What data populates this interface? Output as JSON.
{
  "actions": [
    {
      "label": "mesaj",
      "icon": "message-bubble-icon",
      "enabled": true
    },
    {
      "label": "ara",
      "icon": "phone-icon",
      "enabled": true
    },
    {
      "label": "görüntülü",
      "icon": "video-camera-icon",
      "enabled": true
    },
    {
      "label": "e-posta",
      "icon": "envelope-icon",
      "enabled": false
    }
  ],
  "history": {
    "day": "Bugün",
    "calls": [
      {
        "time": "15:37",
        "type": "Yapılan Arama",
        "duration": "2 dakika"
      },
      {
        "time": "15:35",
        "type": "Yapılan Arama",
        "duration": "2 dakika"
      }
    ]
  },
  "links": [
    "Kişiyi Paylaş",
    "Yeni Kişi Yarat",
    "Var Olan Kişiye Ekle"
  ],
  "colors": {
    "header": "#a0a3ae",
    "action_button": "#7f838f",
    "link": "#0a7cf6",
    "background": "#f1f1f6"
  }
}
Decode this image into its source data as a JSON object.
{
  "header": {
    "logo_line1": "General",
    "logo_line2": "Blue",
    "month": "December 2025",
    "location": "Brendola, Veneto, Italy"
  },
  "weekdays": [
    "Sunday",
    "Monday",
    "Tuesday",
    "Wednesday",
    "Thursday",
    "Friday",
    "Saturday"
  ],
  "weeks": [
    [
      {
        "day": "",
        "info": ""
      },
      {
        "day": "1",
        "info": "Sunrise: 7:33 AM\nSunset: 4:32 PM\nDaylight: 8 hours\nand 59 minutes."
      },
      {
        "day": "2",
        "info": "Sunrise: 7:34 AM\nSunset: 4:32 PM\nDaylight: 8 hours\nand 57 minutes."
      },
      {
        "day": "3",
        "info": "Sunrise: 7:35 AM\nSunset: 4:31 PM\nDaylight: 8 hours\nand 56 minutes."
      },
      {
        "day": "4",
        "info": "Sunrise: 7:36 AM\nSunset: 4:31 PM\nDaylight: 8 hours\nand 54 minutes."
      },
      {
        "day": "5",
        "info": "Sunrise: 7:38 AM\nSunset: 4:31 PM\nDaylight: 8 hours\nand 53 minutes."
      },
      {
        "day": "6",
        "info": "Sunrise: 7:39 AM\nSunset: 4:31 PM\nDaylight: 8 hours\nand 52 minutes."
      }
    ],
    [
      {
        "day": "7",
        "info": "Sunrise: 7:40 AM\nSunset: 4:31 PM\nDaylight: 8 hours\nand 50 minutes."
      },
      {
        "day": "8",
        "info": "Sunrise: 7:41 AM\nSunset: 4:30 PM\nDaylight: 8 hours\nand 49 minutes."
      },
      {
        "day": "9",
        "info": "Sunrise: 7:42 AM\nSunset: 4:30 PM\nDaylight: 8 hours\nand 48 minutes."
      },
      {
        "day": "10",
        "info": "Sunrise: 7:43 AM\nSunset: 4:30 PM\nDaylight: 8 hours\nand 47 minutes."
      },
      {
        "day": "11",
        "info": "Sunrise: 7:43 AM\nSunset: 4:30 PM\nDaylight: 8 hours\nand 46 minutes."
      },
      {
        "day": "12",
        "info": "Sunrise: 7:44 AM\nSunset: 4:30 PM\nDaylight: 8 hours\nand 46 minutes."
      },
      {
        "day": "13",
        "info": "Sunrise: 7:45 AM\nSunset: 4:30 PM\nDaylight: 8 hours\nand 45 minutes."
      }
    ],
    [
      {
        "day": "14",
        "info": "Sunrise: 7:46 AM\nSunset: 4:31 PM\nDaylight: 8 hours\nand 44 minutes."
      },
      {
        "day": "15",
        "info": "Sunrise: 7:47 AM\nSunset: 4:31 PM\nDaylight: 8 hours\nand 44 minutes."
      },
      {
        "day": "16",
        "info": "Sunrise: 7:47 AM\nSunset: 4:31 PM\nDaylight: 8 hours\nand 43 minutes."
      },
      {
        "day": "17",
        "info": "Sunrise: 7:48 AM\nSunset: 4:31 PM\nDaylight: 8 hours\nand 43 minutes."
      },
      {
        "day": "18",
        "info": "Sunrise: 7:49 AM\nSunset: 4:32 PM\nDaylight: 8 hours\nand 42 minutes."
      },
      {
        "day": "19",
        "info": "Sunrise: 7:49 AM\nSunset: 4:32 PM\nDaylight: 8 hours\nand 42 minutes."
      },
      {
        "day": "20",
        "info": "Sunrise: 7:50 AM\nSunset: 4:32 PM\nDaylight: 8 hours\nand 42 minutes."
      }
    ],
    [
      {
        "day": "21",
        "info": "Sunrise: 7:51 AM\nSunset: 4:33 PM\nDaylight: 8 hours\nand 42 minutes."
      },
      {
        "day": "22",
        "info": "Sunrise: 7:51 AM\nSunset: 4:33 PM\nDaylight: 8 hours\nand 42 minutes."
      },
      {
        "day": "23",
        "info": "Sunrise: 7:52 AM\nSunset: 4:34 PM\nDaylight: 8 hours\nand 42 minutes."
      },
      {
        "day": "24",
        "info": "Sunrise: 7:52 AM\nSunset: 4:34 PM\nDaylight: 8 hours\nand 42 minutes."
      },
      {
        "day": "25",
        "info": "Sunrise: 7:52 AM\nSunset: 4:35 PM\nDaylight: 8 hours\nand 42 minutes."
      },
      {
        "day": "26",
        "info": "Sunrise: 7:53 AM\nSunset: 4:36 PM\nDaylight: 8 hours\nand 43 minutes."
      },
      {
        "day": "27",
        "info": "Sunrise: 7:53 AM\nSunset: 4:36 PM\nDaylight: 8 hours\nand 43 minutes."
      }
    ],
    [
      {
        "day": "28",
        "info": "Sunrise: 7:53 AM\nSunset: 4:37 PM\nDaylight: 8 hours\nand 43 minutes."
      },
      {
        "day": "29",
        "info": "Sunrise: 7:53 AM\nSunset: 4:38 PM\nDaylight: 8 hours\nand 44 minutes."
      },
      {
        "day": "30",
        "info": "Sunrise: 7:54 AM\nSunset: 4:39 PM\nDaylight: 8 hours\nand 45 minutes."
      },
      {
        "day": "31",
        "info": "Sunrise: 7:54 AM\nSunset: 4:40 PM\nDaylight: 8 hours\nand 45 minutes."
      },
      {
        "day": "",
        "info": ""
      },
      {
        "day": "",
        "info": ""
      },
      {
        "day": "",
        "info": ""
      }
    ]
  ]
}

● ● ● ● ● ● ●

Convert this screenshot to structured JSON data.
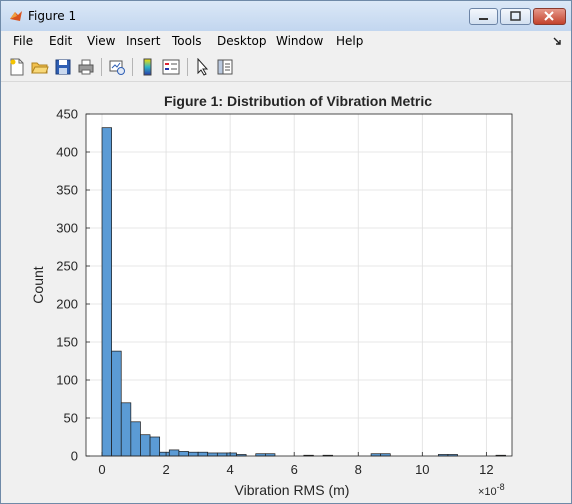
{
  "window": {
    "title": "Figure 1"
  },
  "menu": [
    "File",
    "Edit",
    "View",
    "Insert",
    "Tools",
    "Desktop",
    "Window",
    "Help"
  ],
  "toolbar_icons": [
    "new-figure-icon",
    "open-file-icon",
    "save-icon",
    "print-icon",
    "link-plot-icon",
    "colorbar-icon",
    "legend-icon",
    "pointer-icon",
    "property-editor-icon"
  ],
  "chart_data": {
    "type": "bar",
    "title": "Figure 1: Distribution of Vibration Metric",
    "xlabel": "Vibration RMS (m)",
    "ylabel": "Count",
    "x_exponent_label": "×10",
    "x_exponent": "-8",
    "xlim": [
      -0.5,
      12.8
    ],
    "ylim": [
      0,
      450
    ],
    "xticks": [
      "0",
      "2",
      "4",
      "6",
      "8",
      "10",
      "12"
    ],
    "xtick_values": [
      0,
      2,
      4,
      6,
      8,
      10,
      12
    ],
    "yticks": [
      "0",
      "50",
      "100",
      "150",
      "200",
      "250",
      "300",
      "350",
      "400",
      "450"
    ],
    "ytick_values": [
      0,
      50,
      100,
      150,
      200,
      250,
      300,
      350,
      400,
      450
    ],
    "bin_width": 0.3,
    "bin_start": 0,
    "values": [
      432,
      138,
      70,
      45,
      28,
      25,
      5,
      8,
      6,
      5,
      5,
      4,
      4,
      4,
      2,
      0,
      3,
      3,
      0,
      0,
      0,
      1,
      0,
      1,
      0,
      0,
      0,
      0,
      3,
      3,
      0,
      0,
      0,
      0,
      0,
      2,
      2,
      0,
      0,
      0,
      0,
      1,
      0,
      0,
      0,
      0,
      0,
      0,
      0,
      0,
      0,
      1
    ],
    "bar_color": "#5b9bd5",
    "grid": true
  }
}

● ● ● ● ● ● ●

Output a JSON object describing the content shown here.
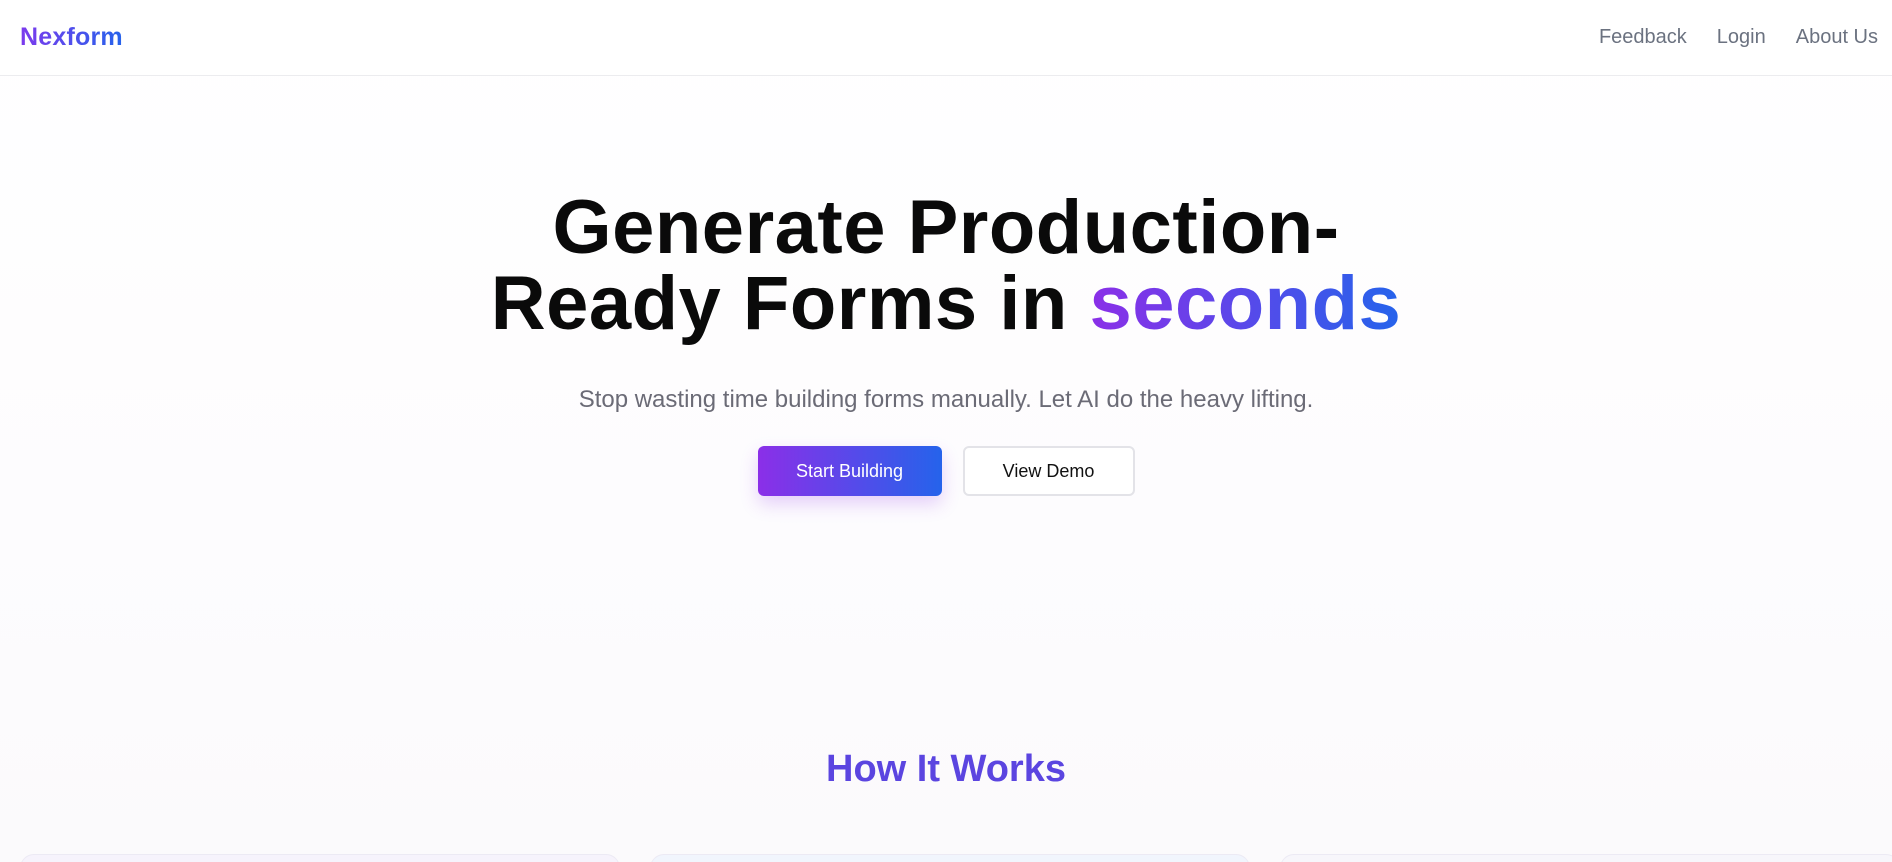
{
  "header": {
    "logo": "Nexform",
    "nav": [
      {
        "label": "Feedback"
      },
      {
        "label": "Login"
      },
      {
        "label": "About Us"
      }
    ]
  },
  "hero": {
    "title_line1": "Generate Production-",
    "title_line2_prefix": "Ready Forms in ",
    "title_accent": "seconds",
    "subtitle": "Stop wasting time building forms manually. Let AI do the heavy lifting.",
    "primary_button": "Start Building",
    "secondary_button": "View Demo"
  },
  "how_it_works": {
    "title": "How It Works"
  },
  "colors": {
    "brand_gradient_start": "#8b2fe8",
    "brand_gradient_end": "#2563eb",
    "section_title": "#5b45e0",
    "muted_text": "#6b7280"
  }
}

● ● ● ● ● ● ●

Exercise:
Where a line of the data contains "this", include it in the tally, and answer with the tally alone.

Exercise response:
3